Many Democrats seem to think the best policy on Iraq for the November elections is to say as little as possible. They worry that Republicans will brand them “unpatriotic” if they are too critical of Bush’s policies in Iraq — if they dare, that is, to use Iraq to “nationalize” the election. However, failing to do so could be an even more costly mistake for Democrats.
James Carville and Stan Greenberg make just this point in an important strategy memo released Wednesday. Drawing on new survey data, they say “voters are prepared for an upheaval and change of party control, if the challengers define this election, run as outsiders and show voters where they would take the country.” What Democrats need to do, Carville and Greenberg argue, is turn this election into a referendum on the Republican party and its overall agenda — that is, nationalize the election around George Bush. Iraq is one of the two most powerful cards Democrats have to play (the economy is the other).
Many voters are ready for a change. If Democrats hope to capitalize on the unrest, they need to give these voters reason to vote Republicans out office. It turns out that Democrats who run hard against Bush and the Republican’s national agenda do better than those who run only against the particular weaknesses and errors of the Republican incumbent. All politics may be local, as Tip O’Neill once quipped, but as the Republicans showed in 1994, sometimes you win locally by defining the election nationally.
Al-Zarqawi’s death may cause some Democrats to hesitate. It shouldn’t. There has been too much lying and too many broken promises. The public is now ready for some straight talk on how to get our troops out of Iraq. Indeed, as Carville and Greenberg point out, vagueness on the war will be an electoral liability. In November, clarity on Iraq is likely to be equated with leadership.

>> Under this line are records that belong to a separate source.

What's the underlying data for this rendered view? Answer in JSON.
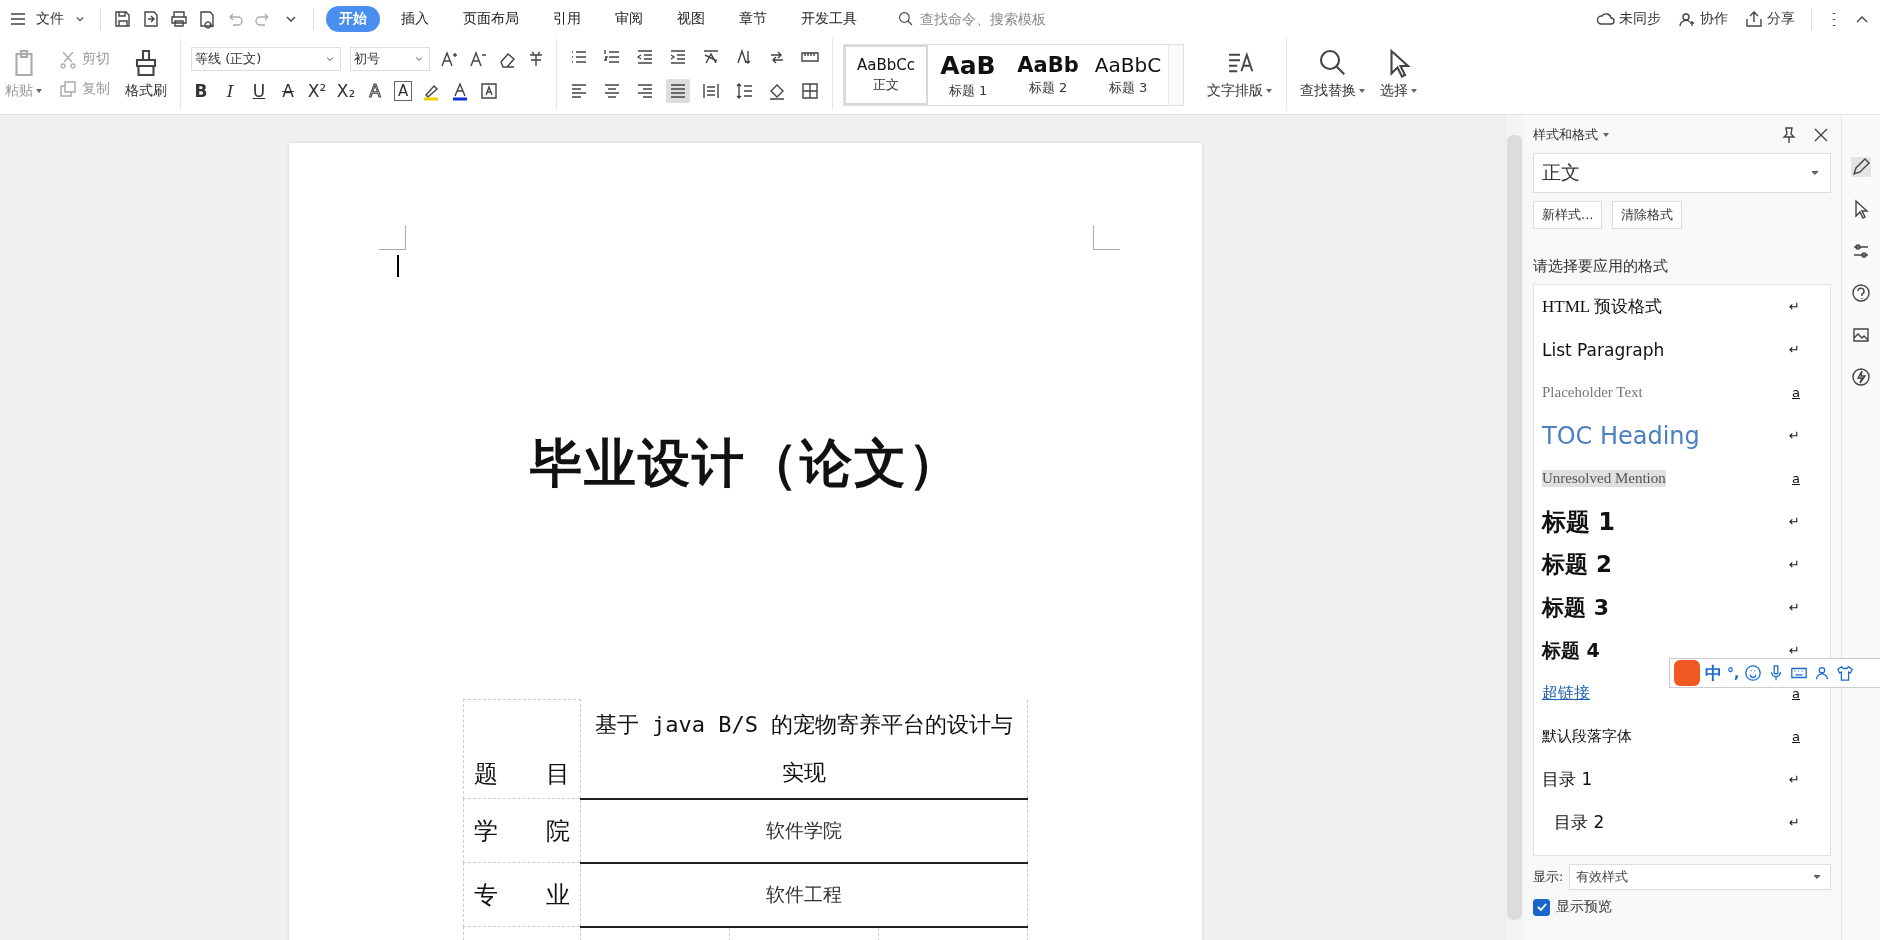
{
  "menu": {
    "file": "文件",
    "tabs": [
      {
        "label": "开始",
        "selected": true
      },
      {
        "label": "插入",
        "selected": false
      },
      {
        "label": "页面布局",
        "selected": false
      },
      {
        "label": "引用",
        "selected": false
      },
      {
        "label": "审阅",
        "selected": false
      },
      {
        "label": "视图",
        "selected": false
      },
      {
        "label": "章节",
        "selected": false
      },
      {
        "label": "开发工具",
        "selected": false
      }
    ],
    "search": {
      "placeholder": "查找命令、搜索模板"
    },
    "actions": [
      {
        "kind": "sync",
        "label": "未同步"
      },
      {
        "kind": "collab",
        "label": "协作"
      },
      {
        "kind": "share",
        "label": "分享"
      }
    ]
  },
  "ribbon": {
    "paste": "粘贴",
    "cut": "剪切",
    "copy": "复制",
    "format_painter": "格式刷",
    "font": "等线 (正文)",
    "size": "初号",
    "format_buttons": [
      "B",
      "I",
      "U",
      "A",
      "X²",
      "X₂",
      "A",
      "A"
    ],
    "styles": [
      {
        "preview": "AaBbCc",
        "name": "正文",
        "selected": true
      },
      {
        "preview": "AaB",
        "name": "标题 1",
        "selected": false
      },
      {
        "preview": "AaBb",
        "name": "标题 2",
        "selected": false
      },
      {
        "preview": "AaBbC",
        "name": "标题 3",
        "selected": false
      }
    ],
    "text_layout": "文字排版",
    "find_replace": "查找替换",
    "select": "选择"
  },
  "document": {
    "title": "毕业设计（论文）",
    "table": {
      "rows": [
        {
          "label": "题 目",
          "value": "基于 java B/S 的宠物寄养平台的设计与实现"
        },
        {
          "label": "学 院",
          "value": "软件学院"
        },
        {
          "label": "专 业",
          "value": "软件工程"
        }
      ]
    }
  },
  "panel": {
    "title": "样式和格式",
    "current": "正文",
    "new_style": "新样式...",
    "clear_format": "清除格式",
    "prompt": "请选择要应用的格式",
    "styles": [
      {
        "kind": "preformatted",
        "name": "HTML  预设格式",
        "mark": "↵"
      },
      {
        "kind": "list",
        "name": "List Paragraph",
        "mark": "↵"
      },
      {
        "kind": "placeholder",
        "name": "Placeholder Text",
        "mark": "a"
      },
      {
        "kind": "toc-heading",
        "name": "TOC Heading",
        "mark": "↵"
      },
      {
        "kind": "mention",
        "name": "Unresolved Mention",
        "mark": "a"
      },
      {
        "kind": "heading1",
        "name": "标题  1",
        "mark": "↵"
      },
      {
        "kind": "heading2",
        "name": "标题  2",
        "mark": "↵"
      },
      {
        "kind": "heading3",
        "name": "标题  3",
        "mark": "↵"
      },
      {
        "kind": "heading4",
        "name": "标题  4",
        "mark": "↵"
      },
      {
        "kind": "hyperlink",
        "name": "超链接",
        "mark": "a"
      },
      {
        "kind": "default-font",
        "name": "默认段落字体",
        "mark": "a"
      },
      {
        "kind": "toc1",
        "name": "目录  1",
        "mark": "↵"
      },
      {
        "kind": "toc2",
        "name": "目录  2",
        "mark": "↵"
      }
    ],
    "show_label": "显示:",
    "show_value": "有效样式",
    "preview": {
      "label": "显示预览",
      "checked": true
    }
  },
  "ime": {
    "mode": "中",
    "punct": "°,"
  }
}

Peter Trubowitz is a professor at the University of Texas at Austin and the author of Defining the National Interest: Conflict and Change in American Foreign Policy.